  • Michel Gagne (cartoonist - eg. Ratatouile)
Good company, I think!
I'm not ashamed of it anymore, I think it's awesome. Let the world be in colour.

Sunday, March 3, 2013

While I'm Waiting

Most of the time I rush into things impulsively.

Even important decisions, especially in my gradually fading past.
"Seize the Day!" was the mantra of the time when I was setting out in the world. I was like a munching, colorful Hippo in a game of Hungry Hungry Hippos (not my most flattering analogy), grabbing at opportunities as they flew by, trying to fill my resume and my log of experiences faster than the rest, trying to "win" the game.

One of the wonderful things about youth is the heady mix of confidence, naivety, and optimism that pervades. It wasn't as easy as I'm making it sound, of course. Tough decisions, some of them, a lot of thinking and changing my mind, all that. I also knew this was a short time, this burgeoning out into the world. Not wanting to miss any opportunity, I snatched at them as they sailed by; "Mine, mine, mine. And that one! I'll do that!" The opportunity itself was not as important as taking it.

At this point I could launch into a lot of stories...a LOT of stories...but let's just say some of the experiences were exciting, some valuable, some horrific, and some plain hard work. Did I grow? Yes. Did I come out the other side wiser, more seasoned? Generally. Would I do it all again? Well, mostly, to be honest. But I did get myself into some rather sticky situations. A few were sticky like toffee, a mess and a hassle to get off, but still pretty sweet. Others were sticky like tar or hot glue, and left scars.
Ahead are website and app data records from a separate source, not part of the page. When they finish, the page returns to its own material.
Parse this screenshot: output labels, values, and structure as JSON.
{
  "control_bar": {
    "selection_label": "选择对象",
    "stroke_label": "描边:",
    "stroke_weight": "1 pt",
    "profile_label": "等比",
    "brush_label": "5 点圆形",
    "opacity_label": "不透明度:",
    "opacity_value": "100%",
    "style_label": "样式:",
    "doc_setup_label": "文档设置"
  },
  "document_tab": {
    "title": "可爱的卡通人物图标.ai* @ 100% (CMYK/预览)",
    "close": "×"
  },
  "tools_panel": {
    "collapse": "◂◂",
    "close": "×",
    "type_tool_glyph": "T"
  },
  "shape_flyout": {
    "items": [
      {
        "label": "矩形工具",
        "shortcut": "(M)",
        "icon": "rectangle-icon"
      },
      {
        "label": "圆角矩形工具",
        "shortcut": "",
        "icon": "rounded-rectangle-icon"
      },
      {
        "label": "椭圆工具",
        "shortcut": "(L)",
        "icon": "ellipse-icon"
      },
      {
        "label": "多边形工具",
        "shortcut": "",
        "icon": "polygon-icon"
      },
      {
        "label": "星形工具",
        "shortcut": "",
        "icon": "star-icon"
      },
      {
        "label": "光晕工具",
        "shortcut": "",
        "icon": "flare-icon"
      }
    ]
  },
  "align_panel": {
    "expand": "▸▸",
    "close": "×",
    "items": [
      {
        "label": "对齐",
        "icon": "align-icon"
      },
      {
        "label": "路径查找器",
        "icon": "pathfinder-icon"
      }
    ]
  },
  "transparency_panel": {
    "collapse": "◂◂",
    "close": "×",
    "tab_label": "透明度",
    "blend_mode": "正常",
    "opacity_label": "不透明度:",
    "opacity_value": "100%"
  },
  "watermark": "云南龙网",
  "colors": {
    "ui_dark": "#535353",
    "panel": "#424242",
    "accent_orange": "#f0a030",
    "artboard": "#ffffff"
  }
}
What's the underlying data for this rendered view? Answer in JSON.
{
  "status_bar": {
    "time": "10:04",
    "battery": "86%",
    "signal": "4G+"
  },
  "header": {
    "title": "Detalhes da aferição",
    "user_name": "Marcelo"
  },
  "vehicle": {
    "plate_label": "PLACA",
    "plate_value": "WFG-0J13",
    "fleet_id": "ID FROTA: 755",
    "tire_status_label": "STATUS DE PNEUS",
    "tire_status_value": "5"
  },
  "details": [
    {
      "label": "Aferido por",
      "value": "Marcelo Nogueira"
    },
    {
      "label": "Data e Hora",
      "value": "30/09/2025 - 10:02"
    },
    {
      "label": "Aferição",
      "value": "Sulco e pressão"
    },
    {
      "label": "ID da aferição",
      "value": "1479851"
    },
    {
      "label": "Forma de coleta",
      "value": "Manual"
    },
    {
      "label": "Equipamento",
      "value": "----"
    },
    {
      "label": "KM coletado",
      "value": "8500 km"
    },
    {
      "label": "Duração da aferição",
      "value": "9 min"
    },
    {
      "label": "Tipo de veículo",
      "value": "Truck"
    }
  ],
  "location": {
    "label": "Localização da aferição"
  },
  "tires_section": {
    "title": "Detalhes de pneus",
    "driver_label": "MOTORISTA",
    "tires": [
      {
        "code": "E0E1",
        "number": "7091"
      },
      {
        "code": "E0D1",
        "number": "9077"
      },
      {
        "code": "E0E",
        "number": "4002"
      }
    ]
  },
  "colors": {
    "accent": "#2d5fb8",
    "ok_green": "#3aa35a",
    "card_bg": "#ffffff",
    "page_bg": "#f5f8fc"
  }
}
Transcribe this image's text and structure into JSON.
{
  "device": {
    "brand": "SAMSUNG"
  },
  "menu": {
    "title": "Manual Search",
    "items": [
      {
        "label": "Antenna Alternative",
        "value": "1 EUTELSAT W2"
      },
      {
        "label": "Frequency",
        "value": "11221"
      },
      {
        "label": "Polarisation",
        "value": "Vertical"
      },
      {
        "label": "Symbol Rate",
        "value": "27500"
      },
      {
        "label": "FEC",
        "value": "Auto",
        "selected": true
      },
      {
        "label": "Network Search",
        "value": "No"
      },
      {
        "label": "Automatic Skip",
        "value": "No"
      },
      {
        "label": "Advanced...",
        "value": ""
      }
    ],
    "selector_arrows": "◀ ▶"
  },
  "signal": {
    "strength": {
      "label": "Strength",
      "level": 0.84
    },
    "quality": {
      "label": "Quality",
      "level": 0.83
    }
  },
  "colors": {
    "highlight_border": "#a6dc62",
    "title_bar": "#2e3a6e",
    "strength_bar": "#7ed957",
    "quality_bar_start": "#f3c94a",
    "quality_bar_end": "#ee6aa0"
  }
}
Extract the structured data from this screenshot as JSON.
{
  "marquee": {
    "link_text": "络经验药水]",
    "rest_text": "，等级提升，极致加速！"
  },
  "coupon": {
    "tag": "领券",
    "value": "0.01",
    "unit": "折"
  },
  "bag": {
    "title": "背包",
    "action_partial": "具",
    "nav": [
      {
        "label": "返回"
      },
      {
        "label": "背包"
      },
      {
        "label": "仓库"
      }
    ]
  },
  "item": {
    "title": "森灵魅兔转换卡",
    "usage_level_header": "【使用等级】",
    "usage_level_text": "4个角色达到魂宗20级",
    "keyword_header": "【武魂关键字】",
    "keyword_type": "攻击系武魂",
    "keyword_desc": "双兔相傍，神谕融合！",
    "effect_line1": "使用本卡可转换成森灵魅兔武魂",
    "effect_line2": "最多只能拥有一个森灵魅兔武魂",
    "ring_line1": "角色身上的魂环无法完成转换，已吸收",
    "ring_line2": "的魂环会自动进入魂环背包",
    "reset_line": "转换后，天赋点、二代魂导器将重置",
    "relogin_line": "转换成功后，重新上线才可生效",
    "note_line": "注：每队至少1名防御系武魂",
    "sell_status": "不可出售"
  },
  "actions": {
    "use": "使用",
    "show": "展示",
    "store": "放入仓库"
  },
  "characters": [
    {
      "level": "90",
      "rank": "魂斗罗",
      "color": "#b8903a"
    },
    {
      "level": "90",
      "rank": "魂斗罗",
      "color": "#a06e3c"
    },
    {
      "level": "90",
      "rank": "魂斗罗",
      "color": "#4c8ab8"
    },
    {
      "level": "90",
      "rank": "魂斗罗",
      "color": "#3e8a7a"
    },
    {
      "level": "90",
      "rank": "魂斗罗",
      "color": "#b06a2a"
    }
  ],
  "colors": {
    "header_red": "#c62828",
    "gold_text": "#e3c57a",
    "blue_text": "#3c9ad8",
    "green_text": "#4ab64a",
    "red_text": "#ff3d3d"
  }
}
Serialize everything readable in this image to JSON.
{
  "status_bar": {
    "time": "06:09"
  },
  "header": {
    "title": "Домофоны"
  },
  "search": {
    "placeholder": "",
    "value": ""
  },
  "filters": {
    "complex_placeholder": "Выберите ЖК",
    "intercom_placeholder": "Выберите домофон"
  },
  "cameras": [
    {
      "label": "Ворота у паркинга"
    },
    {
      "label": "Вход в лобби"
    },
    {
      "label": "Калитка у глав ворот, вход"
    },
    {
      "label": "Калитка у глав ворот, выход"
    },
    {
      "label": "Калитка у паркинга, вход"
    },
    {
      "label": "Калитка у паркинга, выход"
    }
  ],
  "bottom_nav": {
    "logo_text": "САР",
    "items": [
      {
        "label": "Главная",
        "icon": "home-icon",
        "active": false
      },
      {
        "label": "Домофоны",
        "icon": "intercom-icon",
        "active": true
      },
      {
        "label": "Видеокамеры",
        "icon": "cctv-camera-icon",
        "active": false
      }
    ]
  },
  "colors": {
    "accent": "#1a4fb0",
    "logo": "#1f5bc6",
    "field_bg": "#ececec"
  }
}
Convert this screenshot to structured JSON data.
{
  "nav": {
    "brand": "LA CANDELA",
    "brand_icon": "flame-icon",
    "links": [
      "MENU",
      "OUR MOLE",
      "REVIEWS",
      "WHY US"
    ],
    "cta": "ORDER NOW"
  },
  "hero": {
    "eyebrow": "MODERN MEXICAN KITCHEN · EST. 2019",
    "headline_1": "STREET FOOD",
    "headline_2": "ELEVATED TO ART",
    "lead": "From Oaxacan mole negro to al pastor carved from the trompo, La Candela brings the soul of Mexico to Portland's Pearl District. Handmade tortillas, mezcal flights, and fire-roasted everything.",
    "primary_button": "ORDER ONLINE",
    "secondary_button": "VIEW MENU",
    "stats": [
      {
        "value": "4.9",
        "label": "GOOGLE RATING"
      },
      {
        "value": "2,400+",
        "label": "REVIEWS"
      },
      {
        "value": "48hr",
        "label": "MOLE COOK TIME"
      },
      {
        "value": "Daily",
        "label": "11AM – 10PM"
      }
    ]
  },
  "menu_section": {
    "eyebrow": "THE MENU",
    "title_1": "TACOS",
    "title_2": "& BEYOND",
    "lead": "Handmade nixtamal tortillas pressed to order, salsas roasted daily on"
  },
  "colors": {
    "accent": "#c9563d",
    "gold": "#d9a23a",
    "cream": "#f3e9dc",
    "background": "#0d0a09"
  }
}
I'm not so quick on the draw these days. Rather gun-shy, to keep the analogy going.When an opportunity presents itself, I tend to walk around it, gingerly taking in all the angles. What is it that's being "sold" here, and who is hoping to benefit? O careful cynicism. How far have you come from the land of Carefree!
Now, in my little life, I'm waiting -- and non too impressed by it. Lots of waiting in life, we all know that.

I'll tell you what though, it's hard to wait impulsively! "Here I am, just doing some spontaneous waiting. Yahoo!"

Waiting for what?

Well, waiting to know what to do. I'd like to be sure. I'm guessing I probably won't be.

The opportunities that used to bounce around like the white marbles on a Hungry Hungry Hippos game...they're hiding, now I'm near the end of the game when all the players are trying to munch one slowly rolling ball as it slips past. That's what it feels like, anyway! I'm quite aware that there are a ton of opportunities out there, but not for me, not right now.

Waiting to feel better, to feel whole. That might never happen in this lifetime.

Waiting to understand. What am I here for?

Waiting to want to. What if my basic desire is for everyone to just leave me alone? And yet, scared that everyone will? Yeah, that's some raw stuff.

Waiting for others. Not alone on this journey. Where I go, my fellow travelers go. Are we going to go in the same direction? Well, yes, we have to.

The last week I've had a song going through my head, "While I'm Waiting" by John Waller. It's not my favorite style, but boy there are some powerful lyrics. Have a listen!!

Funny, all my careful cynicism disappears while I watch that video. It's kind of a nice feeling.
So, while I'm waiting, I will try to trust God, and worship, and serve...and try to keep running the race. You can, too. I feel rather hopeful about it.